If what we read is true about the general public’s desire to take control back from their devices and exert their willpower over web time wasters, perhaps there is an opportunity for academic librarians. Despite good intentions it is likely that college students will need help in eliminating those annoying distractions from their daily routines. Offering study rooms may help, but anyone who has visited those areas of the library knows that students sometimes fail to find the peaceful, Zen-like retreat they sought. We’ve got to do more and be better. There’s an entire industry developing just now to help people manage their attention. Look at what Apple is doing. The next iPhone will offer a “Do Not Disturb” feature that allows the owner to escape, as needed, their apps, texts and networks.
Stephen Colbert had some fun recently at the expense of Shiwen Ye, the 16-year-old gold medal winning Chinese swimmer. He said, “You see, Shiwen, she won,” Colbert explained, wondering, “How did she even finish the race? She’s 16. Halfway through, you know she checked her Facebook page.” It’s not quite that bad, but walk through an academic library and see how many screens are locked on to Facebook or YouTube. Sure, there’s a slim chance those students could be engaged in course-related activity, but it’s more likely they’re evading course work. What could we do to help these students regain control over their attention?
One possibility might be to treat attention as a new form of acquired literacy. Perhaps it is not far-fetched to consider that our students, exposed all their lives to devices and environments embedded with constant distraction, would be as poor suited to achieving a state of prolonged attention as they are at conducting effective research or information evaluation. Yet the very act of concentrated attention may be just as critical to research success as choosing the right database or knowing how to formulate a research question. If students constantly give up after a few minutes and settle for the path of least resistance, what chance do they have of advancing their research skills?
Needs more research
If attention is indeed the currency of the future, and those who can focus their attention actually gain a competitive advantage and perhaps a marketable skill, then assisting students to become “attention literate” could be every bit as important to after-college success as being a wise consumer of information. Certainly, both are critical to lifelong learning. For a start, perhaps academic librarians could introduce the concept of attention management in their work with undergraduates. That might lead to the practice of attention-expanding exercises that fit well with other literacy development activities. Then again, if you accept Davidson’s theories that we should simply accept our attention blindness and instead determine how students can best learn in a distracted state, perhaps by working in teams that distribute tasks among a group of collaborators, then that puts an entirely different spin on what sort of attention-based literacy, if any, a future lifelong learner needs to acquire at college. I suspect we’ll be hearing much more about distraction issues.

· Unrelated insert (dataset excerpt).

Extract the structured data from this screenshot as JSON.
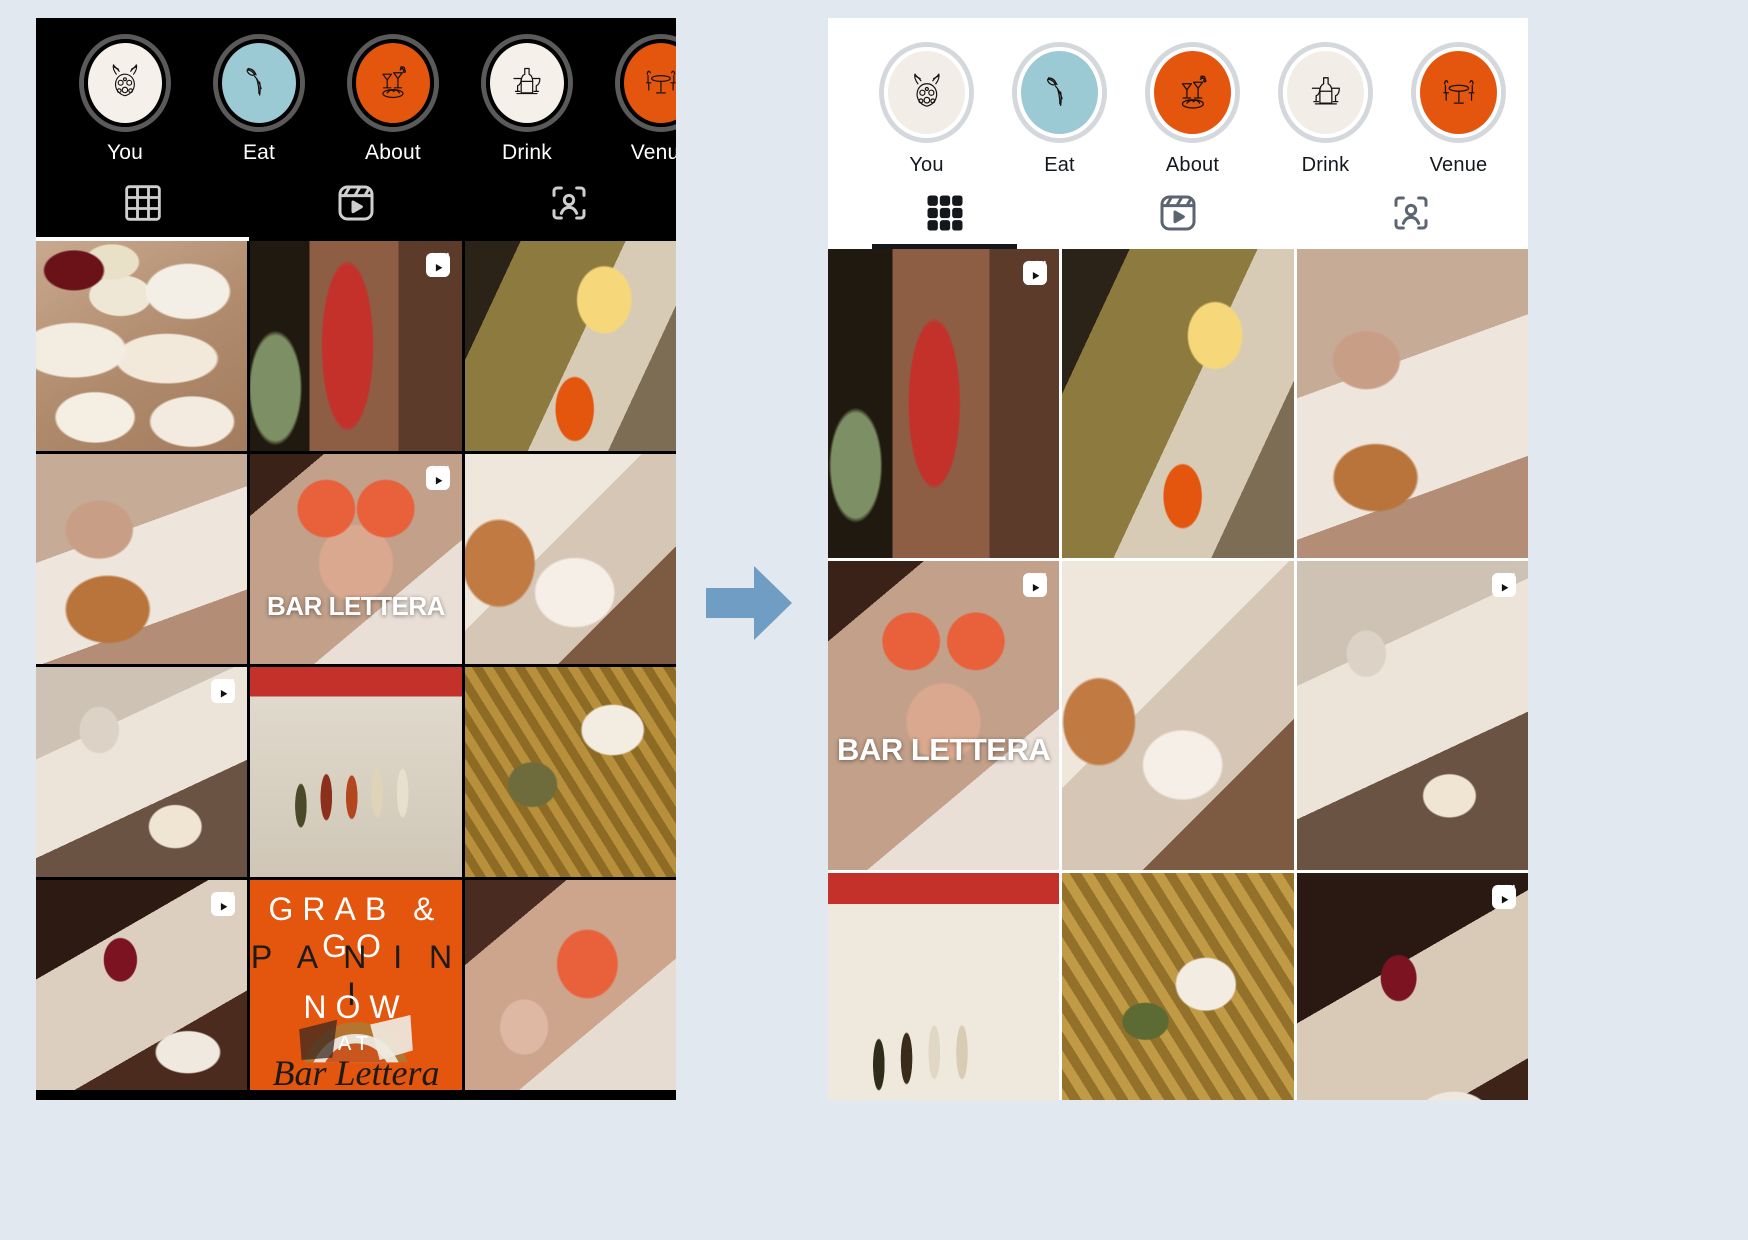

More research may be needed before we add attention to the growing list of literacies academic librarians seek to transmit to the student body. Then again, perhaps there is new ground here to break in providing assistance to the attention-challenged college student.